Men Behind the Stars — W. S. Van Dyke (1936) 🇺🇸
W. S. Van Dyke has made a great name for himself as the creator of adventure romances. “White Shadows in the South Seas” and “The Pagan,” both filmed in the South Seas, and Trader Horn, made in Africa, were his first big pictures. And they were distinguished achievements.
Director of “Rose Marie”
Recent smash hits of his are “The Thin Man,” Naughty Marietta and “I Live My Life.” And now, he brings you Rose Marie, starring Nelson Eddy and Jeanette MacDonald, a picture that is proving to be a sensation everywhere. Known as one of the most versatile directors in Hollywood, Van Dyke is also one of the most popular men in the film colony. His large house in Santa Monica is often the scene of festive gatherings. Van Dyke is a hospitable soul. Not only does he work hard, but he plays in the same way. An extremely energetic man, he averages only three hours of sleep per night. When he entertains, his democracy is apparent. “Prop” boys meet stars on an equal footing at his house. However, he insists that one rule be observed by all of his guests, whoever they may be. And that is: Profanity is forbidden in his house. But don’t get the wrong impression of Van Dyke. He’s a man’s man. He’s a captain in the Marine Corps. And he’s as hard-boiled, terse and direct in his commands as any typical officer in that sea soldier corps.
Van Dyke is not only a great director. He is, in the best sense of the term, a great man too. And so are his relatives. Henry Van Dyke, noted philosopher and writer, is a cousin of his; and John C. Van Dyke, famed art critic and professor of archaeology, is related to him. Born in San Diego, Calif., March 26, 1887, he was the son of Laura Winston, well-known actress of her day. His father was a superior court judge.
Surprising though it might seem that Van Dyke states that he would rather act than direct, it really isn’t surprising at all. He was an actor first. His initial stage appearance was made at the age of seven months in San Francisco. And in 1915, when D. W. Griffith chose him as his assistant director, he was acting on the stage. However, Van Dyke’s experience is not limited to the stage and screen. He has been a miner and a lumberman, too, as well as a newspaper reporter. The writing of plays and the creation of original stories for films are among his achievements. He’s really great, this man. Van Dyke. Have no doubt about that!
Who is Joan?

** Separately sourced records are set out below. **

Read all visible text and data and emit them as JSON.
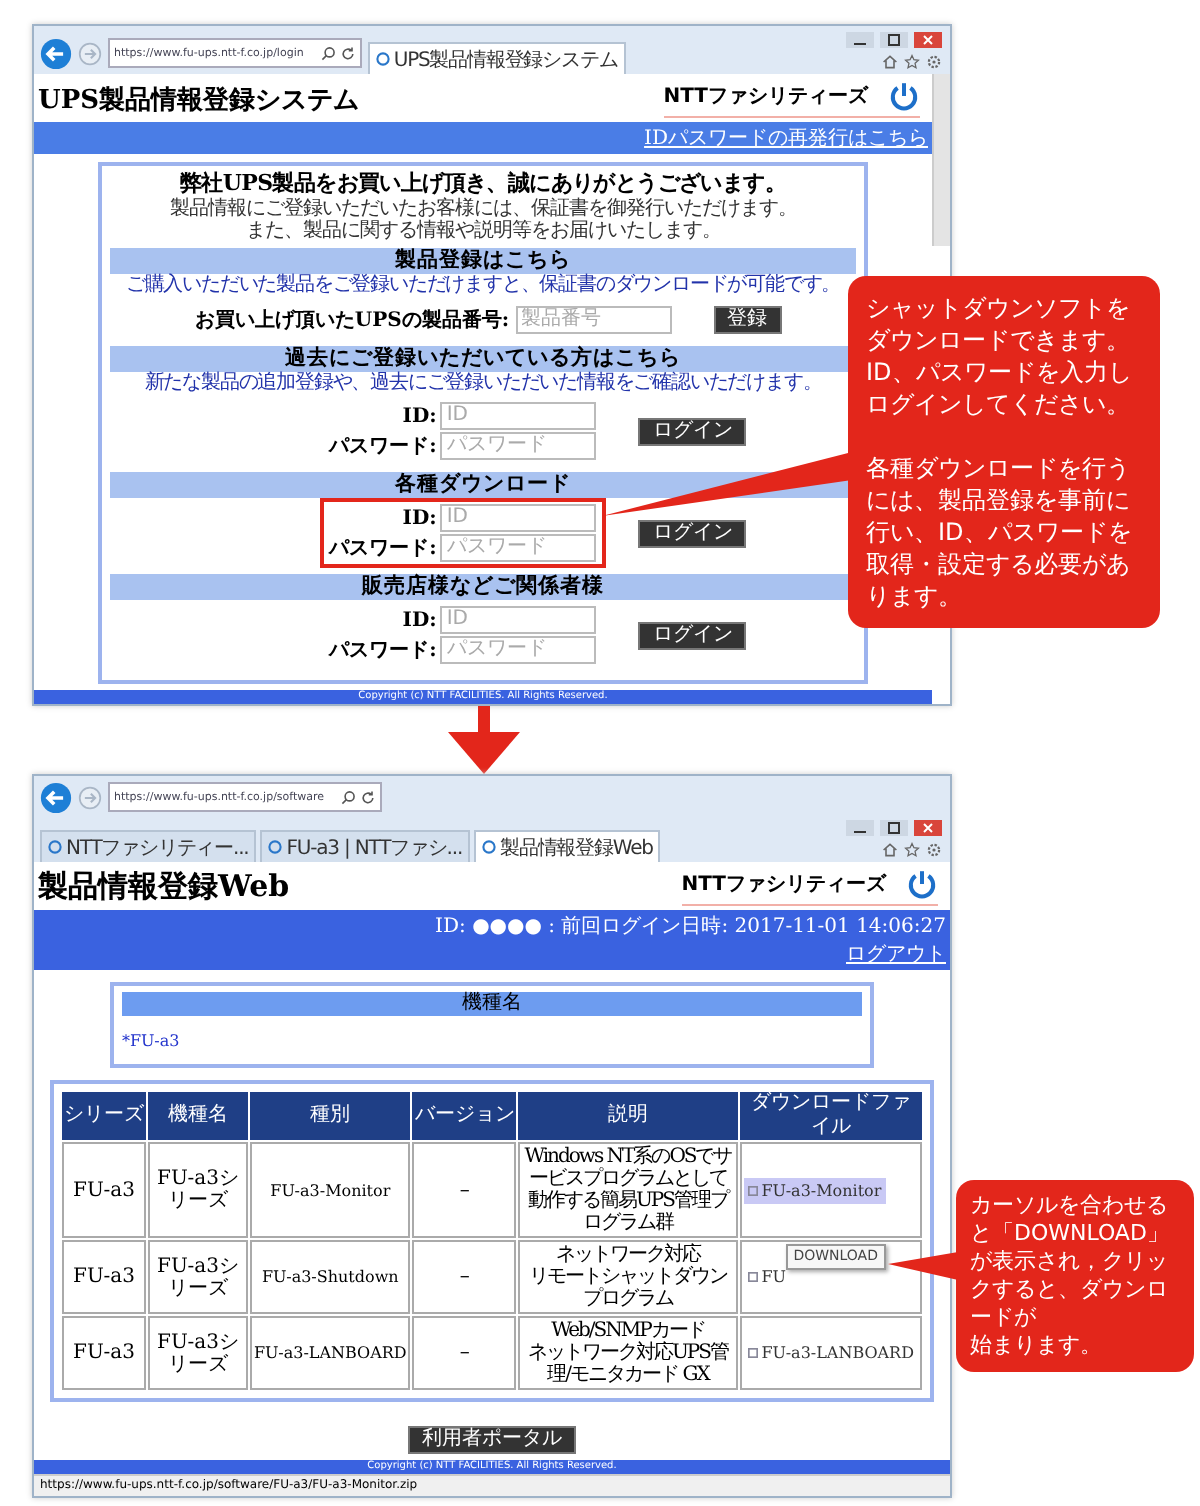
{
  "windows": [
    {
      "address": "https://www.fu-ups.ntt-f.co.jp/login",
      "tabs": [
        {
          "title": "UPS製品情報登録システム",
          "selected": true
        }
      ],
      "site_title": "UPS製品情報登録システム",
      "logo": "NTTファシリティーズ",
      "top_link": "IDパスワードの再発行はこちら",
      "greeting": "弊社UPS製品をお買い上げ頂き、誠にありがとうございます。",
      "intro": [
        "製品情報にご登録いただいたお客様には、保証書を御発行いただけます。",
        "また、製品に関する情報や説明等をお届けいたします。"
      ],
      "sections": [
        {
          "kind": "register",
          "heading": "製品登録はこちら",
          "note": "ご購入いただいた製品をご登録いただけますと、保証書のダウンロードが可能です。",
          "fields": [
            {
              "label": "お買い上げ頂いたUPSの製品番号:",
              "placeholder": "製品番号"
            }
          ],
          "button": "登録",
          "highlighted": false
        },
        {
          "kind": "login",
          "heading": "過去にご登録いただいている方はこちら",
          "note": "新たな製品の追加登録や、過去にご登録いただいた情報をご確認いただけます。",
          "fields": [
            {
              "label": "ID:",
              "placeholder": "ID"
            },
            {
              "label": "パスワード:",
              "placeholder": "パスワード"
            }
          ],
          "button": "ログイン",
          "highlighted": false
        },
        {
          "kind": "login",
          "heading": "各種ダウンロード",
          "fields": [
            {
              "label": "ID:",
              "placeholder": "ID"
            },
            {
              "label": "パスワード:",
              "placeholder": "パスワード"
            }
          ],
          "button": "ログイン",
          "highlighted": true
        },
        {
          "kind": "login",
          "heading": "販売店様などご関係者様",
          "fields": [
            {
              "label": "ID:",
              "placeholder": "ID"
            },
            {
              "label": "パスワード:",
              "placeholder": "パスワード"
            }
          ],
          "button": "ログイン",
          "highlighted": false
        }
      ],
      "footer": "Copyright (c) NTT FACILITIES. All Rights Reserved."
    },
    {
      "address": "https://www.fu-ups.ntt-f.co.jp/software",
      "tabs": [
        {
          "title": "NTTファシリティー...",
          "selected": false
        },
        {
          "title": "FU-a3 | NTTファシ...",
          "selected": false
        },
        {
          "title": "製品情報登録Web",
          "selected": true
        }
      ],
      "site_title": "製品情報登録Web",
      "logo": "NTTファシリティーズ",
      "user_info": "ID: ●●●● : 前回ログイン日時: 2017-11-01 14:06:27",
      "logout": "ログアウト",
      "model_box": {
        "heading": "機種名",
        "items": [
          "*FU-a3"
        ]
      },
      "columns": [
        "シリーズ",
        "機種名",
        "種別",
        "バージョン",
        "説明",
        "ダウンロードファイル"
      ],
      "rows": [
        {
          "series": "FU-a3",
          "model": "FU-a3シリーズ",
          "type": "FU-a3-Monitor",
          "version": "–",
          "description": [
            "Windows NT系のOSでサービスプログラムとして",
            "動作する簡易UPS管理プログラム群"
          ],
          "file": "FU-a3-Monitor",
          "hovered": true,
          "tooltip": ""
        },
        {
          "series": "FU-a3",
          "model": "FU-a3シリーズ",
          "type": "FU-a3-Shutdown",
          "version": "–",
          "description": [
            "ネットワーク対応",
            "リモートシャットダウンプログラム"
          ],
          "file": "FU",
          "hovered": false,
          "tooltip": "DOWNLOAD"
        },
        {
          "series": "FU-a3",
          "model": "FU-a3シリーズ",
          "type": "FU-a3-LANBOARD",
          "version": "–",
          "description": [
            "Web/SNMPカード",
            "ネットワーク対応UPS管理/モニタカード GX"
          ],
          "file": "FU-a3-LANBOARD",
          "hovered": false,
          "tooltip": ""
        }
      ],
      "portal_button": "利用者ポータル",
      "footer": "Copyright (c) NTT FACILITIES. All Rights Reserved.",
      "status_url": "https://www.fu-ups.ntt-f.co.jp/software/FU-a3/FU-a3-Monitor.zip"
    }
  ],
  "callouts": [
    {
      "paragraphs": [
        "シャットダウンソフトをダウンロードできます。ID、パスワードを入力しログインしてください。",
        "各種ダウンロードを行うには、製品登録を事前に行い、ID、パスワードを取得・設定する必要があります。"
      ]
    },
    {
      "lines": [
        "カーソルを合わせると「DOWNLOAD」が表示され，クリックすると、ダウンロードが",
        "始まります。"
      ]
    }
  ]
}
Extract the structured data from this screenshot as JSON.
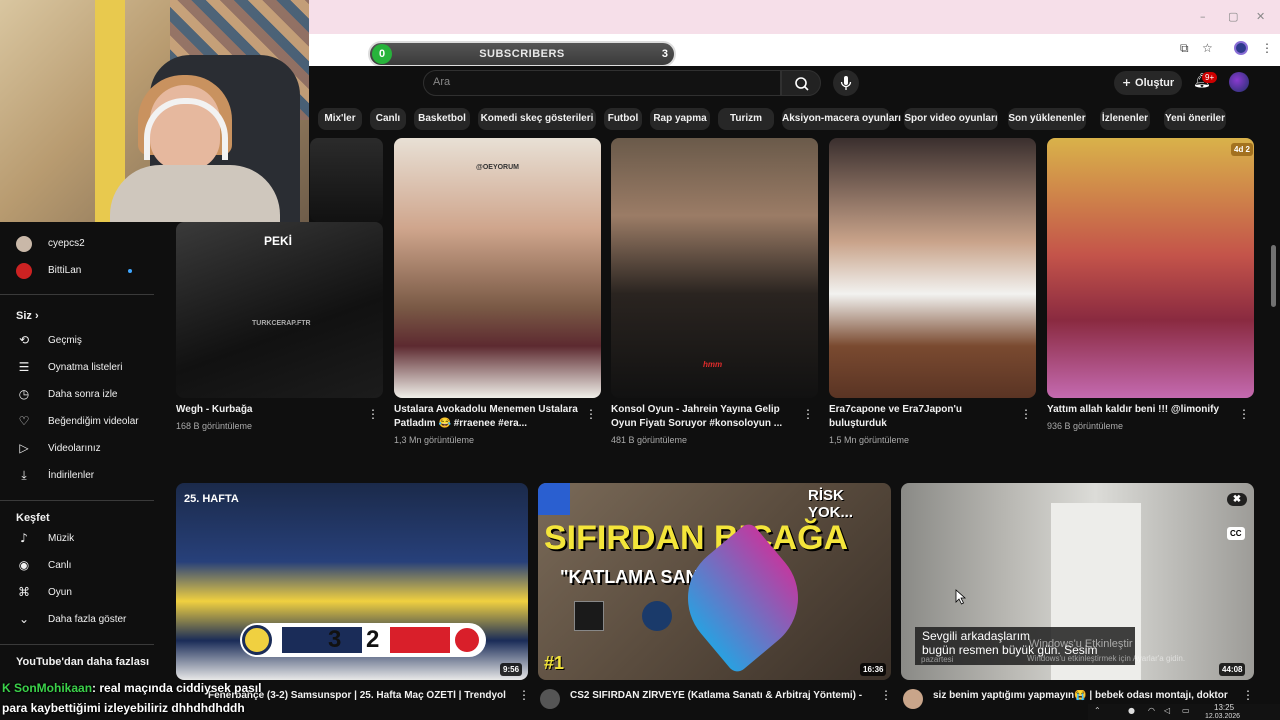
{
  "overlay": {
    "subs_current": "0",
    "subs_label": "SUBSCRIBERS",
    "subs_goal": "3"
  },
  "masthead": {
    "search_placeholder": "Ara",
    "create_label": "Oluştur",
    "notification_count": "9+"
  },
  "chips": [
    "Mix'ler",
    "Canlı",
    "Basketbol",
    "Komedi skeç gösterileri",
    "Futbol",
    "Rap yapma",
    "Turizm",
    "Aksiyon-macera oyunları",
    "Spor video oyunları",
    "Son yüklenenler",
    "İzlenenler",
    "Yeni öneriler"
  ],
  "sidebar": {
    "subscriptions": [
      {
        "label": "cyepcs2"
      },
      {
        "label": "BittiLan"
      }
    ],
    "you_header": "Siz",
    "you_items": [
      {
        "label": "Geçmiş",
        "icon": "history-icon"
      },
      {
        "label": "Oynatma listeleri",
        "icon": "playlist-icon"
      },
      {
        "label": "Daha sonra izle",
        "icon": "clock-icon"
      },
      {
        "label": "Beğendiğim videolar",
        "icon": "like-icon"
      },
      {
        "label": "Videolarınız",
        "icon": "video-icon"
      },
      {
        "label": "İndirilenler",
        "icon": "download-icon"
      }
    ],
    "explore_header": "Keşfet",
    "explore_items": [
      {
        "label": "Müzik",
        "icon": "music-icon"
      },
      {
        "label": "Canlı",
        "icon": "live-icon"
      },
      {
        "label": "Oyun",
        "icon": "gaming-icon"
      },
      {
        "label": "Daha fazla göster",
        "icon": "chevron-down-icon"
      }
    ],
    "more_header": "YouTube'dan daha fazlası"
  },
  "videos_row1": [
    {
      "title": "Wegh - Kurbağa",
      "views": "168 B görüntüleme",
      "overlay": "PEKİ",
      "watermark": "TURKCERAP.FTR"
    },
    {
      "title": "Ustalara Avokadolu Menemen Ustalara Patladım 😂 #rraenee #era...",
      "views": "1,3 Mn görüntüleme",
      "overlay": "@OEYORUM"
    },
    {
      "title": "Konsol Oyun - Jahrein Yayına Gelip Oyun Fiyatı Soruyor #konsoloyun ...",
      "views": "481 B görüntüleme",
      "overlay": "hmm"
    },
    {
      "title": "Era7capone ve Era7Japon'u buluşturduk",
      "views": "1,5 Mn görüntüleme"
    },
    {
      "title": "Yattım allah kaldır beni !!! @limonify",
      "views": "936 B görüntüleme",
      "badge": "4d 2"
    }
  ],
  "videos_row2": [
    {
      "duration": "9:56",
      "week": "25. HAFTA",
      "score_home": "3",
      "score_away": "2",
      "title": "Fenerbahçe (3-2) Samsunspor | 25. Hafta Maç ÖZETİ | Trendyol"
    },
    {
      "duration": "16:36",
      "headline": "SIFIRDAN BIÇAĞA",
      "subline": "\"KATLAMA SANATI V2\"",
      "corner": "RİSK YOK...",
      "rank": "#1",
      "title": "CS2 SIFIRDAN ZİRVEYE (Katlama Sanatı & Arbitraj Yöntemi) -"
    },
    {
      "duration": "44:08",
      "caption_line1": "Sevgili arkadaşlarım",
      "caption_line2": "bugün resmen büyük gün. Sesim",
      "cc": "CC",
      "title": "siz benim yaptığımı yapmayın😭 | bebek odası montajı, doktor"
    }
  ],
  "windows_watermark": {
    "line1": "Windows'u Etkinleştir",
    "line2": "Windows'u etkinleştirmek için Ayarlar'a gidin.",
    "line3": "pazartesi"
  },
  "chat": {
    "line1_prefix": "K",
    "line1_user": "SonMohikaan",
    "line1_text": "real maçında ciddiysek pasıl",
    "line2_text": "para kaybettiğimi izleyebiliriz dhhdhdhddh"
  },
  "clock": {
    "time": "13:25",
    "date": "12.03.2026"
  },
  "colors": {
    "bg": "#0f0f0f",
    "chip": "#272727",
    "accent_red": "#cc0000",
    "subs_green": "#27b33b"
  }
}
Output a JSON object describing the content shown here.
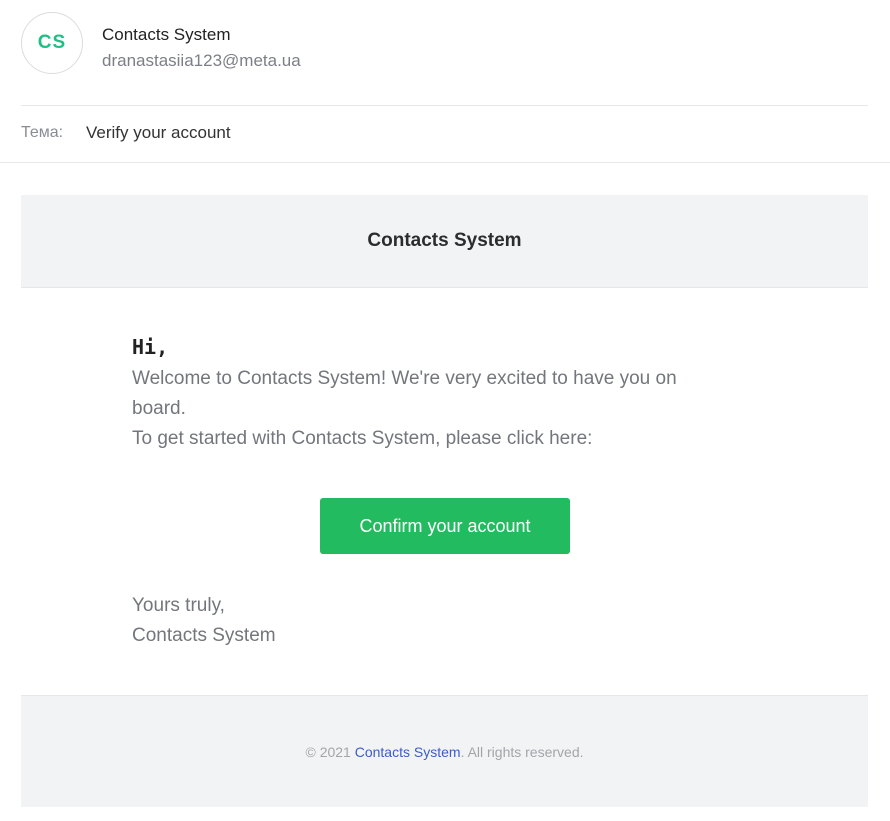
{
  "sender": {
    "avatar_initials": "CS",
    "avatar_color": "#1fbf86",
    "name": "Contacts System",
    "email": "dranastasiia123@meta.ua"
  },
  "subject": {
    "label": "Тема:",
    "value": "Verify your account"
  },
  "email": {
    "header_title": "Contacts System",
    "greeting": "Hi,",
    "paragraph_1": "Welcome to Contacts System! We're very excited to have you on board.",
    "paragraph_2": "To get started with Contacts System, please click here:",
    "button_label": "Confirm your account",
    "button_color": "#22bb5f",
    "signoff_line_1": "Yours truly,",
    "signoff_line_2": "Contacts System"
  },
  "footer": {
    "prefix": "© 2021 ",
    "link_text": "Contacts System",
    "suffix": ". All rights reserved.",
    "link_color": "#3b5dc9"
  }
}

Director W. S. Van Dyke is so used to directing Joan Crawford that, starting work on the“Rose Marie” set, he slip-tongued and called Jeanette MacDonald, “Joan.” Jeanette replied: “Good morning, Mister Lubitsch —”
Source: Motion Picture, April 1936